Equine Vet J. 2021 Oct 31. doi: 10.1111/evj.13534. Online ahead of print.

Abstract

Background: Equine gastric ulcer syndrome (EGUS) is a common and significant cause of morbidity in horses, with a range of clinical signs, including inappetence, colic and poor performance. Hospitalised horses are exposed to factors that may induce EGUS, including fasting and nonsteroidal anti-inflammatory drug (NSAID) administration, and may be at risk for development of squamous (ESGD) and glandular gastric disease (EGGD). Prophylactic anti-ulcer medication is often prescribed for these patients, but drug selection is complicated by different aetiology and response to treatment of ESGD and EGGD.

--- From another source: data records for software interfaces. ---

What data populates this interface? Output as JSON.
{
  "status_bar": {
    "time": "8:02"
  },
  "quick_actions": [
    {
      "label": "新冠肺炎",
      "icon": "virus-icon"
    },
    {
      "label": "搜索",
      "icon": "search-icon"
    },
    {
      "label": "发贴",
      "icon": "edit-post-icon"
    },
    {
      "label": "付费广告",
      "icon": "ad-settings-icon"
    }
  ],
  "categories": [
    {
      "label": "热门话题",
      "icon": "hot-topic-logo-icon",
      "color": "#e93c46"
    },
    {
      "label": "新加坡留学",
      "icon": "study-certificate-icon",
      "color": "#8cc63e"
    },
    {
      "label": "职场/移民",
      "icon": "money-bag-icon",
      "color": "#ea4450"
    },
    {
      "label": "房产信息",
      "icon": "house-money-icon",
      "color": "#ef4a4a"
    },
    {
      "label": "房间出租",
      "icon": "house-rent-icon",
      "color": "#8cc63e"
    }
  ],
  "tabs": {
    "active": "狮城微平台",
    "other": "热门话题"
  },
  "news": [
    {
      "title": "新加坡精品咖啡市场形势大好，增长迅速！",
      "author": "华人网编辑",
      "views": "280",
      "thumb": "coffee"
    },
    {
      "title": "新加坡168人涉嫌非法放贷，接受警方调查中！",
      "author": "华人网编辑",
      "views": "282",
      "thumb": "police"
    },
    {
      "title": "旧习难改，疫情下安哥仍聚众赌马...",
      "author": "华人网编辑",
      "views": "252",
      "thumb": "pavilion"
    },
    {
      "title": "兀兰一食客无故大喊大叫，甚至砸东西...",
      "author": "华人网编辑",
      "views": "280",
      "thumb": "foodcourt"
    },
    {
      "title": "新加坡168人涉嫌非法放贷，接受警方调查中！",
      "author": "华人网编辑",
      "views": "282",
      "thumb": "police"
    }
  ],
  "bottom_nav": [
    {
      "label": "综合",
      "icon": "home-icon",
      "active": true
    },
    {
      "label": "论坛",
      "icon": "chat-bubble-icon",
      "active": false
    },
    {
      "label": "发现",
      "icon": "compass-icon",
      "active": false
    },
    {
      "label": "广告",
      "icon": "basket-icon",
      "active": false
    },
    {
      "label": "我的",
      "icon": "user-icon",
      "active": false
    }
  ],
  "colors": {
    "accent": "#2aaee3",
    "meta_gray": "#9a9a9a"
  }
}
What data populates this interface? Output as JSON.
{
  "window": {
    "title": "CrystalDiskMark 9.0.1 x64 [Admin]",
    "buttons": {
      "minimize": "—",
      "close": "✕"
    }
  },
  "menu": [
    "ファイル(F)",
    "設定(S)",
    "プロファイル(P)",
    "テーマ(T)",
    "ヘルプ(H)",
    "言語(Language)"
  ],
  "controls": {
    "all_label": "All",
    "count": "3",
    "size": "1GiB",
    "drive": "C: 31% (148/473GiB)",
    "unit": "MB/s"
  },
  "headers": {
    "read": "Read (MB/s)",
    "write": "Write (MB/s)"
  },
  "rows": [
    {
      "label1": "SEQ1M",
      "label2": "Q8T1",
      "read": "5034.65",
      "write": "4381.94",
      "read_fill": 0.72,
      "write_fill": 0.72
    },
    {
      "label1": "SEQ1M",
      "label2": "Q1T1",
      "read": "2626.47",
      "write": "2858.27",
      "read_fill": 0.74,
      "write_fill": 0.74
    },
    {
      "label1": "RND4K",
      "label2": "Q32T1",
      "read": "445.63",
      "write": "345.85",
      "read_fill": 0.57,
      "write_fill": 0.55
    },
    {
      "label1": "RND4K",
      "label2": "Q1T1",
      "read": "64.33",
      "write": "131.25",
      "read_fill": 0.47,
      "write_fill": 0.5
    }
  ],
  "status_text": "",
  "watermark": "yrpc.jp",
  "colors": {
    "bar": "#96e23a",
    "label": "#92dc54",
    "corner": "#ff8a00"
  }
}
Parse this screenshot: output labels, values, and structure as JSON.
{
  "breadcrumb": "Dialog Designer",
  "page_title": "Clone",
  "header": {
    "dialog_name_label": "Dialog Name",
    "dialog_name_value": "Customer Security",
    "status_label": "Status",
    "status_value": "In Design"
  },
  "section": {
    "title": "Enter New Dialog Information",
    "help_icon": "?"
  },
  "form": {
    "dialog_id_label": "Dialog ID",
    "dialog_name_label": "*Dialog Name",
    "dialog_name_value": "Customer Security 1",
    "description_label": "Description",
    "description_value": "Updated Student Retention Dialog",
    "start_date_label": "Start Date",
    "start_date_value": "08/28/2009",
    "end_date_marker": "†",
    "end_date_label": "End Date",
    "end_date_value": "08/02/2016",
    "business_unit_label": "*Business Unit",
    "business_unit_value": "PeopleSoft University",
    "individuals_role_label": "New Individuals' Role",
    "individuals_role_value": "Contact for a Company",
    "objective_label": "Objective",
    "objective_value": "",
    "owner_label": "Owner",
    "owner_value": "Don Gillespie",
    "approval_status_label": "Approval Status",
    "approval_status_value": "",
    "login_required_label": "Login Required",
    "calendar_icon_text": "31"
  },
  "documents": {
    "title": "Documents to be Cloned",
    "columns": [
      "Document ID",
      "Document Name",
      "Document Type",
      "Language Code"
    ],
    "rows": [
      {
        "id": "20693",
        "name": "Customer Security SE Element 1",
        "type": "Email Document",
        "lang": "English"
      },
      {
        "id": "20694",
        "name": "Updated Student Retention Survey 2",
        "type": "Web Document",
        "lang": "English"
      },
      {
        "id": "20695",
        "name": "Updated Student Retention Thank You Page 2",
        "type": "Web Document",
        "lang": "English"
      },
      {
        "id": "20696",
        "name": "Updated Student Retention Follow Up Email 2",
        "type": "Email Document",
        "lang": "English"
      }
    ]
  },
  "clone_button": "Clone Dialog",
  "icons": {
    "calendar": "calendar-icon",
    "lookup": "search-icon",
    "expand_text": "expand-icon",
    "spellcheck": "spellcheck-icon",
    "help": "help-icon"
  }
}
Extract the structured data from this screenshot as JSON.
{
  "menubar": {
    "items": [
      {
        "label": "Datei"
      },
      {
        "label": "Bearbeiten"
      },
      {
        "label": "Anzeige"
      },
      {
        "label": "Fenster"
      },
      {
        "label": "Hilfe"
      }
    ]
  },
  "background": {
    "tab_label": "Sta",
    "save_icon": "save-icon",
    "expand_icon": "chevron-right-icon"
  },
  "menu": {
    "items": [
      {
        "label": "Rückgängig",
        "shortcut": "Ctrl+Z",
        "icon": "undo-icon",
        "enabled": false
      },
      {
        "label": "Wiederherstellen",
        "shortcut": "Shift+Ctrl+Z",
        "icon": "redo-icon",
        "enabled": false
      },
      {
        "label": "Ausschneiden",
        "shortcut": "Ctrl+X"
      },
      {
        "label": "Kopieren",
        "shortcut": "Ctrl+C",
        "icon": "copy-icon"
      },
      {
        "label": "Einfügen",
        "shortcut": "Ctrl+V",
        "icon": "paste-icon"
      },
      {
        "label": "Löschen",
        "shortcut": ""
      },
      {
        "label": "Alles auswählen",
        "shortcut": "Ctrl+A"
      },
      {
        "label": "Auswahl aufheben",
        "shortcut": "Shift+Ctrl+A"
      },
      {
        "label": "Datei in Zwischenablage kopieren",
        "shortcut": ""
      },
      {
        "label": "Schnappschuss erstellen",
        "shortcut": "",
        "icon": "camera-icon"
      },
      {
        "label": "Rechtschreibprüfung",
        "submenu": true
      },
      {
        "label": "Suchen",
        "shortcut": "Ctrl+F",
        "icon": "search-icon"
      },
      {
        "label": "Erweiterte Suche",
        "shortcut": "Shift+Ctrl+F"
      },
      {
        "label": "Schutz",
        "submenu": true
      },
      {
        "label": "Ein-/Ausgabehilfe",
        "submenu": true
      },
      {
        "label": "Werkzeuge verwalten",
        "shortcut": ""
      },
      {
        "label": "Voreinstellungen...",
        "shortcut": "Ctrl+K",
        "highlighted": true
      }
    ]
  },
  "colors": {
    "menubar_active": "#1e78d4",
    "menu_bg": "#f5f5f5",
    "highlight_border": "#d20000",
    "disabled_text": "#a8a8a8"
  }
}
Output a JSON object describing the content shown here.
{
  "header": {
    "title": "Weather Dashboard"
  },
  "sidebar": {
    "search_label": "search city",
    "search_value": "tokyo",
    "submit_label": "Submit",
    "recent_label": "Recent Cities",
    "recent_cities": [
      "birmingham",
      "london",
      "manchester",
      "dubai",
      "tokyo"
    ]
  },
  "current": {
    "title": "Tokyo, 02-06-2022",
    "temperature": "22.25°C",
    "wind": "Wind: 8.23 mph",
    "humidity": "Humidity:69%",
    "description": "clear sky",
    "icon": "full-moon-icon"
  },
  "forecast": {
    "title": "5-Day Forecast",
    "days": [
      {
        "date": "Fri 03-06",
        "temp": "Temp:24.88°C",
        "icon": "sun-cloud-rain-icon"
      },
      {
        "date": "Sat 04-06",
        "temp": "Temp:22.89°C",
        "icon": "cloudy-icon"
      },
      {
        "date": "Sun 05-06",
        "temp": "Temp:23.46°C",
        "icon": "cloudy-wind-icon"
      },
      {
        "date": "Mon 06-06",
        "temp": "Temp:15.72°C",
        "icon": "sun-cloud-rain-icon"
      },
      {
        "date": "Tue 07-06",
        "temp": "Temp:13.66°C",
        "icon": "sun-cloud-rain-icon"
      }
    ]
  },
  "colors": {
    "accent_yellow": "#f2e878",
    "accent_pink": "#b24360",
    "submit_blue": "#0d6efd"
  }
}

Objectives: To establish the efficacy of sucralfate or omeprazole used prophylactically in horses exposed to a combined feed-fast and NSAID administration EGUS induction protocol. We hypothesised that these drugs would be equally effective for prevention of gastric lesions in the experimental cohort.

Study design: Randomised crossover experimental design.

Methods: Horses (n = 14) received either omeprazole (1 mg/kg PO q24h) or sucralfate (20 mg/kg PO q8h) while undergoing the feed-fast/NSAID protocol, allowed an 8-week washout period, and then administered the alternate treatment. Serial gastroscopy, ultrasound and haematology documented treatment effects.

Results: ESGD and EGGD score increased over time under both treatments. There was a significant effect of treatment on EGGD scores (P < .001), with post-treatment EGGD scores higher for horses receiving sucralfate (median 3; IQR 2.25,3) than omeprazole (1; 1,1). The effect of treatment on ESGD scores just achieved significance (P = .05), with post-treatment ESGD scores higher for sucralfate (4; 3,4) than omeprazole (2; 2,3).

Main limitations: This study was performed in healthy horses, and response to treatment may differ in horses with clinical illness. Additional investigation in a larger population may be required to detect significant differences in other clinical parameters.

Conclusions: Omeprazole was superior to sucralfate for mitigating gastric lesion severity in healthy horses exposed to a feed-fast/NSAID model.

Keywords: equine gastric ulcer syndrome (EGUS); equine glandular gastric disease (EGGD); equine squamous gastric disease (ESGD); gastroprotectant; horse; nonsteroidal anti-inflammatory drug (NSAID); proton pump inhibitor (PPI).